Web page and app entries
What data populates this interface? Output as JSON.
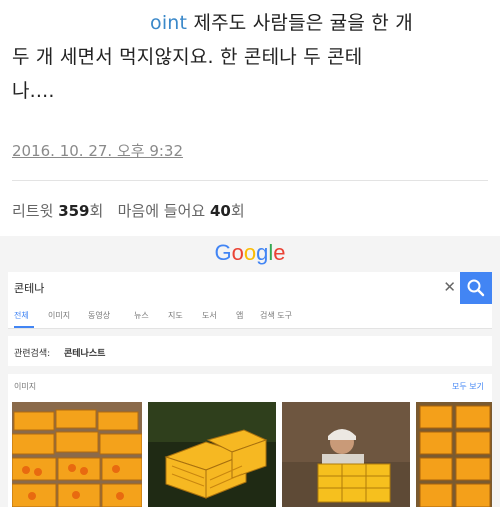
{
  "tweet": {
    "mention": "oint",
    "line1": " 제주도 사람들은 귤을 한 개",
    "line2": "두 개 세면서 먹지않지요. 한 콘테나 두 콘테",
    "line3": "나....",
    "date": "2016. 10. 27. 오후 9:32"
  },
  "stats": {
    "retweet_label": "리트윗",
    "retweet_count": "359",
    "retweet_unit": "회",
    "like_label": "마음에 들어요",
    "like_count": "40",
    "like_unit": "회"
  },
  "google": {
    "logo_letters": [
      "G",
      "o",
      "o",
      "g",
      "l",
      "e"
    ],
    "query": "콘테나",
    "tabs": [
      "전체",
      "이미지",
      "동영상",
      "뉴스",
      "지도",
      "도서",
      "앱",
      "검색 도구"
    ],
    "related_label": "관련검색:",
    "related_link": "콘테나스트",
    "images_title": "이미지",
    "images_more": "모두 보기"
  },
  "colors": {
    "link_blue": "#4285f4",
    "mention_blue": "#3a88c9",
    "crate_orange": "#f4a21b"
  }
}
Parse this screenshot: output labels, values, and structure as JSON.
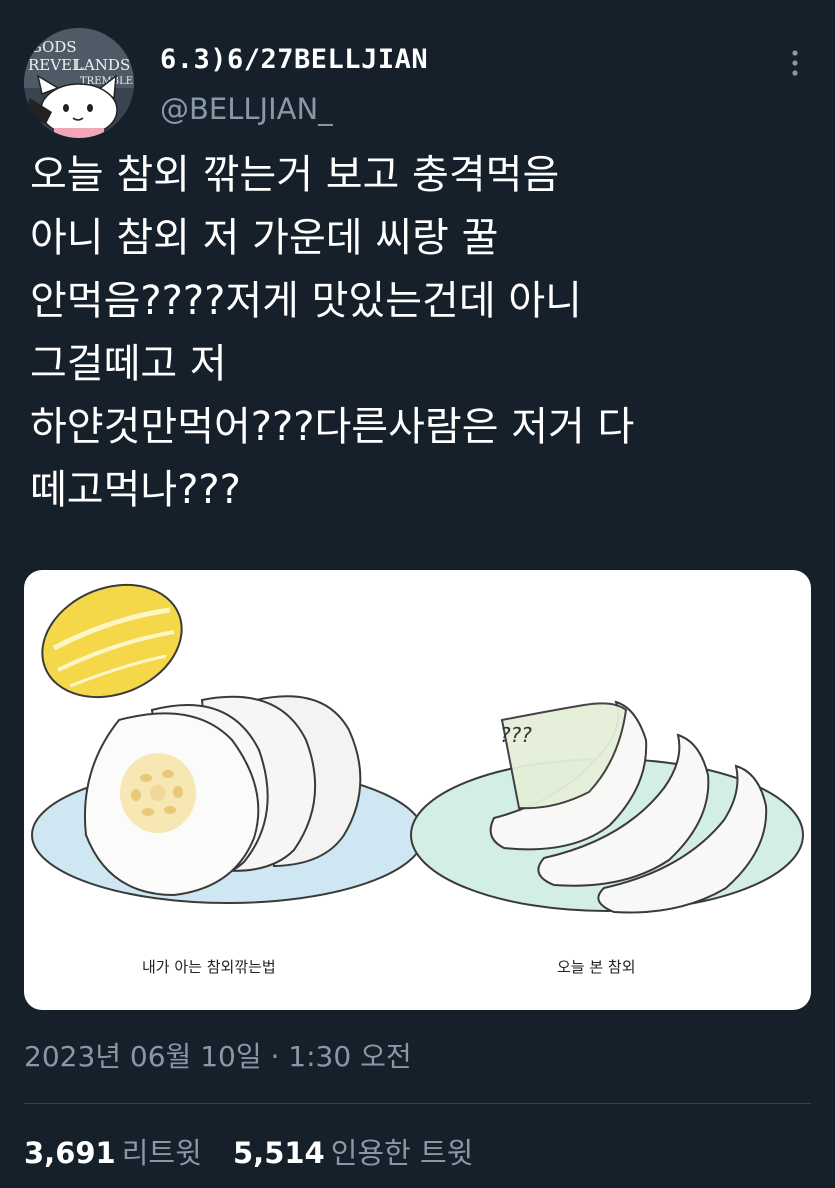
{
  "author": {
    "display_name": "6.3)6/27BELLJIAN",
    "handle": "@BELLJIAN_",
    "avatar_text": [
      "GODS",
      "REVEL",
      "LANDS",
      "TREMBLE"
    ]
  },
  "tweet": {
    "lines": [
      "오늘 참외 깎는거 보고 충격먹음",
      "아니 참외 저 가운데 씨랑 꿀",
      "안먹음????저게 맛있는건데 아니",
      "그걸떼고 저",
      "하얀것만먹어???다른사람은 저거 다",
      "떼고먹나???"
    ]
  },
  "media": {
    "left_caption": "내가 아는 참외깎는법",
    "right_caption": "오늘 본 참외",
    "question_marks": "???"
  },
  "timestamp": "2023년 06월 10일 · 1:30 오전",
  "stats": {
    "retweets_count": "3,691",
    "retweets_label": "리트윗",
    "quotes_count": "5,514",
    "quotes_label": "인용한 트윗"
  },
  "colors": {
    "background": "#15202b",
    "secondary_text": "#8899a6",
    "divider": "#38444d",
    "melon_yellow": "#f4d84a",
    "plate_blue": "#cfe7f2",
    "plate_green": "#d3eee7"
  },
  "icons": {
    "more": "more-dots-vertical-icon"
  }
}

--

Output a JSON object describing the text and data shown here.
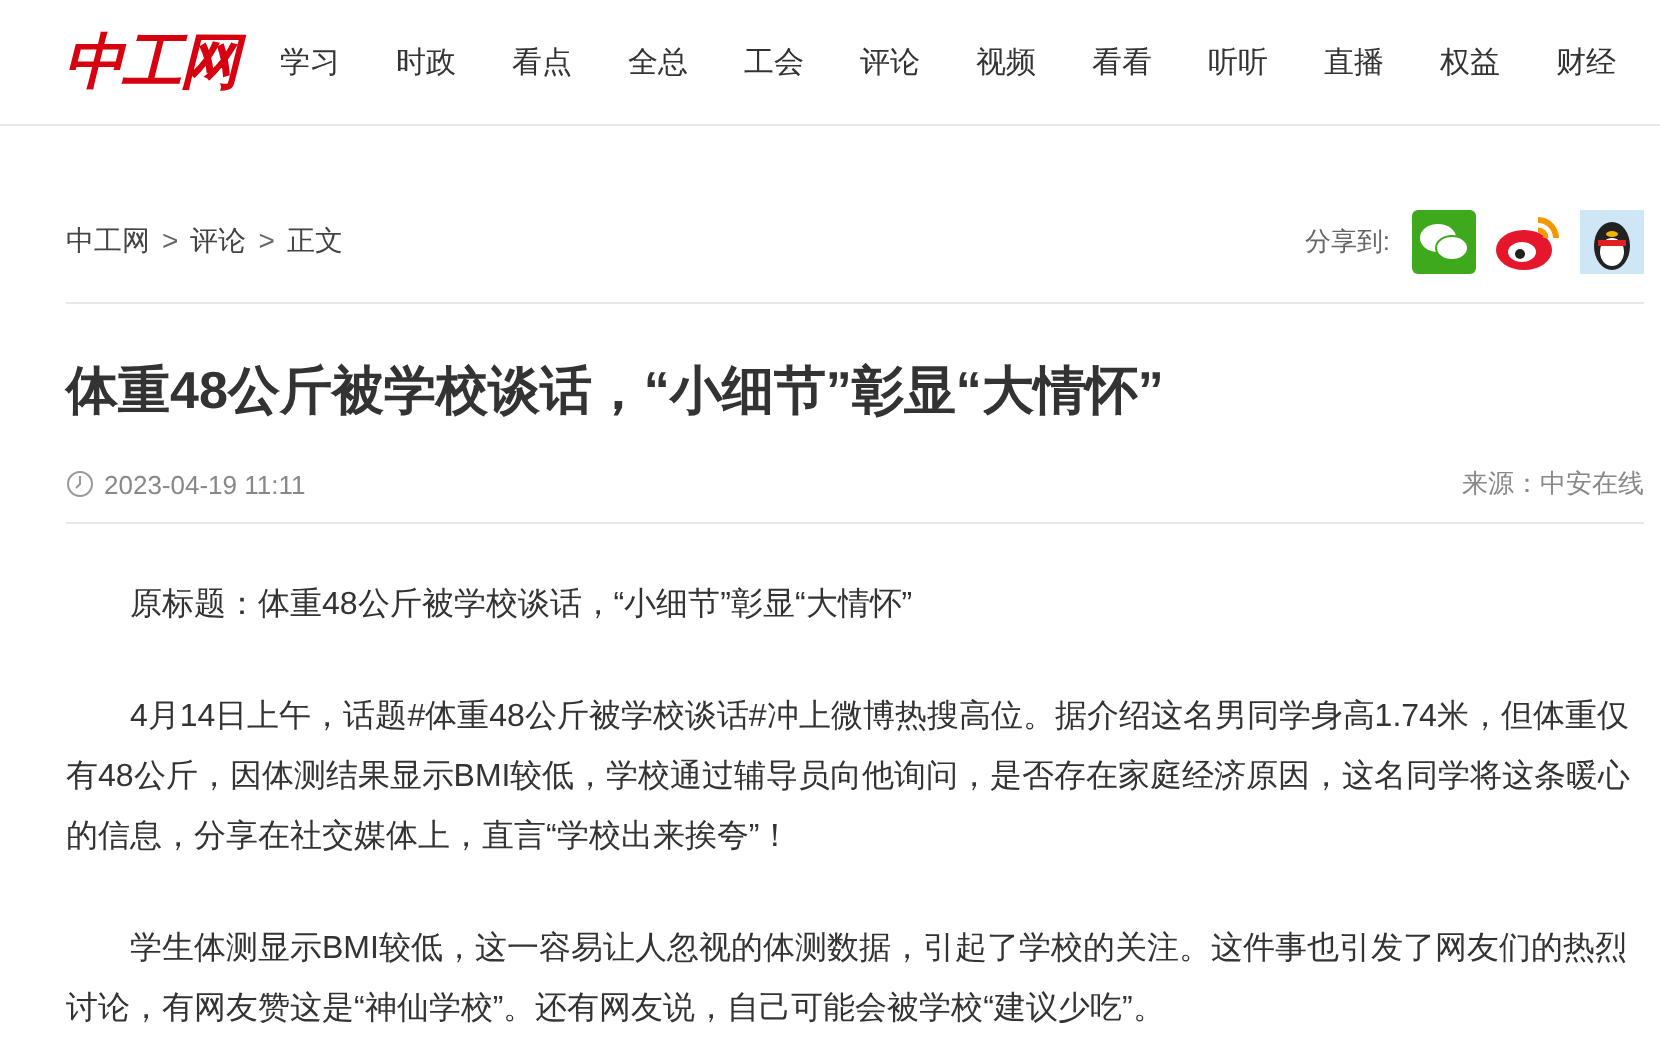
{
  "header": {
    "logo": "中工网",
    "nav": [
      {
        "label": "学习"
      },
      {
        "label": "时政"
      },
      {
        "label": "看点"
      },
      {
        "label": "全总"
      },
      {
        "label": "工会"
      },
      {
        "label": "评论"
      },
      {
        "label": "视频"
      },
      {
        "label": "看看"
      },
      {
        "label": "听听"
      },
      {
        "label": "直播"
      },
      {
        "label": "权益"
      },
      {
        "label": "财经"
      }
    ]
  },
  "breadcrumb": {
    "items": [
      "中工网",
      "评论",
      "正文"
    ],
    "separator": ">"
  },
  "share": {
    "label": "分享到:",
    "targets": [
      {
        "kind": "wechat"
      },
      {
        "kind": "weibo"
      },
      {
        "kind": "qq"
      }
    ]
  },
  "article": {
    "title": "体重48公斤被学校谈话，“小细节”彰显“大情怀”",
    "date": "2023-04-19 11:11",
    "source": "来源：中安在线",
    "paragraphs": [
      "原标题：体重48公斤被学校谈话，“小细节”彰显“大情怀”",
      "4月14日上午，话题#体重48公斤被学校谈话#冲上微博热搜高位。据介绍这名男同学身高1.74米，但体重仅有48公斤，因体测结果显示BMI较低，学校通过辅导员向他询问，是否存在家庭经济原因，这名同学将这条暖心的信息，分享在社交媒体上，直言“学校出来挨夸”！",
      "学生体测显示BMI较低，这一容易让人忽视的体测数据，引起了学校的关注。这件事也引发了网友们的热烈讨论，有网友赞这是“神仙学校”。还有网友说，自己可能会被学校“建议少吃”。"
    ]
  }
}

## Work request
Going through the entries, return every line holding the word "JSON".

## Answer box
What data populates this interface? Output as JSON.
Parse this screenshot: output labels, values, and structure as JSON.
Output a JSON object describing the text and data shown here.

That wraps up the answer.